      Like

      • I also think that your tone is telling your patients that you are saying it with respect. You can tell when someone is saying it because they are being lazy or saying it without respect. Just be you 🙂

        Like

  7. Truly bad parents don’t know that they are bad, simply because they don’t care enough to know, or even own it. With such a beautiful articulate heartfelt post, I would say that even your fear of failing proves all the more how much of a great mommy you really are. Your kids are lucky to have a mom who has a big enough heart to break the chain of indifference.

    Liked by 3 people

  8. Very thoughtful post. I imagine a lot has to do with WHO is saying the word and in what context. Also guessing the terminology rankles some women who feel they are being reduced to this one aspect of themselves and no longer merit a name.

    I relate to what say about your mother. I had lively, demonstrative older sisters though, and I know that made a big difference.

    Only worry if your kids start addressing you as Mrs. [insert your last name]!

    Like

  9. A single word can say so much. Thanks for this thought provoking post. I’m relieved that my son calls me “mom” even though I refer to my mother as “my mother”.
    That’s open to interpretation 😉

    Like

  10. I don’t care which, both are better than when my son calls me “Barbara”. I say, “knock it off! People will think I’m the nanny!” Which is probably not true because nannies are showered and not usually checking Facebook.

    Like

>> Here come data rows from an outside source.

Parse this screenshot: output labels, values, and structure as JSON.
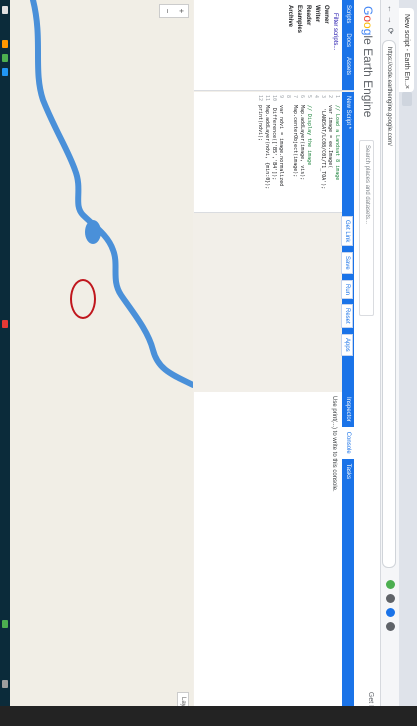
{
  "browser": {
    "tab_title": "New script - Earth En...",
    "tab_close": "×",
    "url": "https://code.earthengine.google.com/",
    "nav_back": "←",
    "nav_forward": "→",
    "nav_reload": "⟳"
  },
  "app": {
    "logo_parts": [
      "G",
      "o",
      "o",
      "g",
      "le Earth Engine"
    ],
    "search_placeholder": "Search places and datasets...",
    "header_right": "Get Link"
  },
  "left_panel": {
    "tabs": [
      "Scripts",
      "Docs",
      "Assets"
    ],
    "tree": [
      {
        "label": "Filter scripts...",
        "type": "item"
      },
      {
        "label": "Owner",
        "type": "folder"
      },
      {
        "label": "Writer",
        "type": "folder"
      },
      {
        "label": "Reader",
        "type": "folder"
      },
      {
        "label": "Examples",
        "type": "folder"
      },
      {
        "label": "Archive",
        "type": "folder"
      }
    ]
  },
  "editor": {
    "title": "New Script *",
    "lines": [
      {
        "n": "1",
        "code": "// Load a Landsat 8 image"
      },
      {
        "n": "2",
        "code": "var image = ee.Image("
      },
      {
        "n": "3",
        "code": "  'LANDSAT/LC08/C01/T1_TOA');"
      },
      {
        "n": "4",
        "code": ""
      },
      {
        "n": "5",
        "code": "// Display the image"
      },
      {
        "n": "6",
        "code": "Map.addLayer(image, vis);"
      },
      {
        "n": "7",
        "code": "Map.centerObject(image);"
      },
      {
        "n": "8",
        "code": ""
      },
      {
        "n": "9",
        "code": "var ndvi = image.normalized"
      },
      {
        "n": "10",
        "code": "  Difference(['B5','B4']);"
      },
      {
        "n": "11",
        "code": "Map.addLayer(ndvi, {min:0});"
      },
      {
        "n": "12",
        "code": "print(ndvi);"
      }
    ]
  },
  "editor_tools": {
    "get_link": "Get Link",
    "save": "Save",
    "run": "Run",
    "reset": "Reset",
    "apps": "Apps"
  },
  "right_panel": {
    "tabs": [
      "Inspector",
      "Console",
      "Tasks"
    ],
    "active_tab": "Console",
    "body_text": "Use print(...) to write to this console."
  },
  "map": {
    "zoom_in": "+",
    "zoom_out": "−",
    "layers_label": "Layers"
  },
  "colors": {
    "accent": "#1a73e8",
    "highlight_circle": "#c0161d",
    "river": "#4a90d9",
    "map_bg": "#f1eee6"
  }
}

  11. Interesting thought. We always called our mother Mommy. I never really gave it any thought, however you bring up a point of view that makes me think back and how some of my friends called their mother “Mother.” I always thought it was because they were rich. As it turns out, after reading your post I was the lucky one. :o)
    I am not a doctor in any sense of the word, but I do have a sixth sense for reading between the lines. It is good that you realize your mother’s up bringing could have something to do with her behavior. Now in your role as an adult and a loving mother I hope you find the room in your heart to give her another chance. Don’t think she doesn’t realize how you feel, because she does. Let it go, show her how to be a huggy, kissie, funny, loving mom.

    Like

  12. This is unusual I know, but this is also my first visit to your blog. It will take me a few days to read your already posted offerings but I will come back. I am looking forward to reading all that interest me, and this blog does interest me. Kudos to a great Mommy. :o)

    Like

    • Thank you so much for stopping by and for reading and commenting! Your blog was suggested by WordPress I always visit and peruse before hitting the follow button. I was drawn to your posts. It is a real honor that you have followed mine. I never expect it! And I am trying to give my mother a second forty-second chance. It is hard. She is not really a happy woman and I think physical and emotional closeness is painful to her. Still. I love her. She is my mother! 🙂

      Like

  13. Pingback: Debbie, happily | The Monster in Your Closet

Leave a Reply

Fill in your details below or click an icon to log in:

WordPress.com Logo

You are commenting using your WordPress.com account. Log Out / Change )

Twitter picture

You are commenting using your Twitter account. Log Out / Change )

Facebook photo

You are commenting using your Facebook account. Log Out / Change )

Google+ photo

You are commenting using your Google+ account. Log Out / Change )

Connecting to %s